1. Non septate or coenocytic
2. Septate with uniculeate cell
3. Septate with multinucleate cell
Mycellia can be either vegetative or reproductive. Some hyphae of vegetative mycellium penetrate into the medium in order to obtain nutrients. Soluble nutrients are absorbed through the help of hyphae. Reproductive mycellia are responsible for spore production and usually extend from the medium into the air.
Mold reproduce naturally by variety of means. Asexual reproduction called somatic or vegetative reproduction doesn’t involve the union of nuclei, sex cells or sex organelles. It may be accomplished by following methods.
1. Fission of somatic cells, yielding two similar daughter cells
2. Budding of somatic cells or spores. Each cell produce a small outgrowth of parent cell developing into new individual.
3. Fragmentation or disjoining of the hyphal cell where each fragment becomes a new microorganism.
4. Spore formation
Asexual spores whose function is to disperse the species are produced in large number. There are many kind of asexual spores. These are as follows.
1. Sporangiospores: These single celled spores are formed within sacs called sporangia at the end of special hyphae.
2. Conidiospores: These are small single celled conidia (also called microconidia) found at the tip or side of hyphae. Large multicellular conidia are called macro conidia.
3. Oidia: These are single cell spores which are formed by disjoining of hyphal cells.
4. Chlamydospores: This thick walled single celled spores are highly resistant to adverse condition. They are formed from cells of the vegetative hyphae.
5. Blastospores: These are spores formed by budding
Sexual reproduction: It is carried out by compatible nuclei of two parent cell. The process of sexual reproduction begins with the joining of two cells and fusion of their protoplast. This help two haploid nuclei of two mating types to fuse together to form a diploid nucleus.

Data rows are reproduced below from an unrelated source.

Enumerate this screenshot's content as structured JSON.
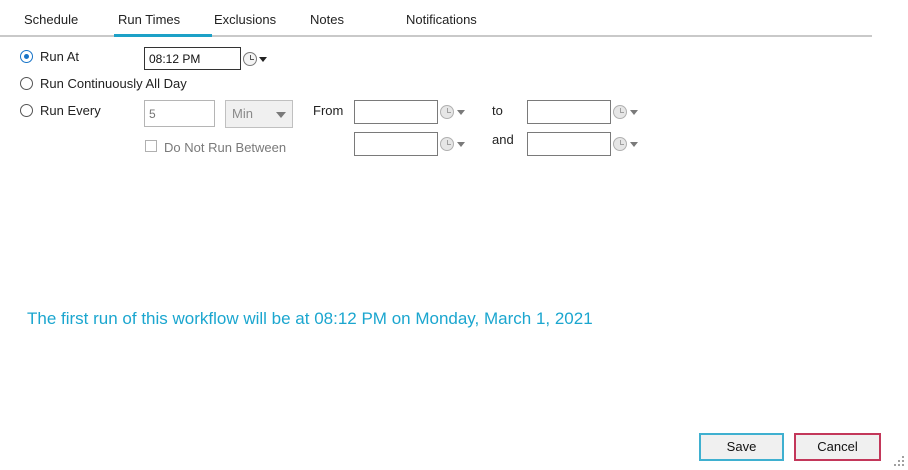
{
  "tabs": [
    {
      "label": "Schedule"
    },
    {
      "label": "Run Times",
      "active": true
    },
    {
      "label": "Exclusions"
    },
    {
      "label": "Notes"
    },
    {
      "label": "Notifications"
    }
  ],
  "run_options": {
    "run_at": {
      "label": "Run At",
      "selected": true,
      "time": "08:12 PM"
    },
    "run_continuously": {
      "label": "Run Continuously All Day",
      "selected": false
    },
    "run_every": {
      "label": "Run Every",
      "selected": false,
      "interval_placeholder": "5",
      "unit": "Min",
      "from_label": "From",
      "to_label": "to",
      "and_label": "and",
      "from_time": "",
      "to_time": "",
      "between_start": "",
      "between_end": "",
      "do_not_run_between": {
        "label": "Do Not Run Between",
        "checked": false
      }
    }
  },
  "info_text": "The first run of this workflow will be at 08:12 PM on Monday, March 1, 2021",
  "buttons": {
    "save": "Save",
    "cancel": "Cancel"
  },
  "colors": {
    "accent": "#1da1c7",
    "info_text": "#1ba6cf",
    "cancel_border": "#c3375a",
    "save_border": "#3fb0d0"
  },
  "icons": [
    "clock-icon",
    "chevron-down-icon",
    "resize-grip-icon"
  ]
}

The sex organelles of fungi, if they are present are called gametangia. They may form differentiated sex cells “gamets” or may contain instead one or more gamete nuclei. If the male and female gametangia are morphologically different, male is called antheridim and female is called oogonium. The sexual reproduction may take place by following method.
1. Gametic copulation
2. Gamate-Gametangial copulation
3. Gametengial copulation
4. Somatic copulation
Protozoa are unicellular eukaryotic microorganism that lack cell wall. They are generally colorless and motile. They are distinguished from prokaryotes by their bigger size and eukaryotic nature from algae by lack of chlorophyll, from fungus by their motility and absence of cell wall and from slime mold by lack of fruiting body formation.
Protozoa usually obtain food from other organism by ingesting it. They are found in marine habitat and variety of fresh water. A large number are parasitic in other animals including humans and some are found growing in soil or arial habitat such as surface of trees.
Mostly protozoa are motile. Their mechanism of motility is the key characteristics used to distinguish them from others. Protozoa that move by ameboid movement are called sarcodina, those using flagella are called mastigophora and those using cilia are called ciliophora. Sporozoa are generally non- motile and are parasitic for higher animals.
Mostly Ricketsia live in obligate, parasitic, intracellular association with eukaryotic host (vertebrates or arthropods). A few can be grown on moderately complex bacteriological media containing mold. Their cell wall contain muramic acid. Mostly these are rod shaped, coccoid and often pleomorphic that stain gram negative and lack flagella. The parasitic species are associated with the reticulo endothelial and vascular endothelial cells or erythrocytes of vertebrates and often with various organs of arthropods which may act as vector or host. Important genera includes Bartonella, Garhamella and Rochalimaea.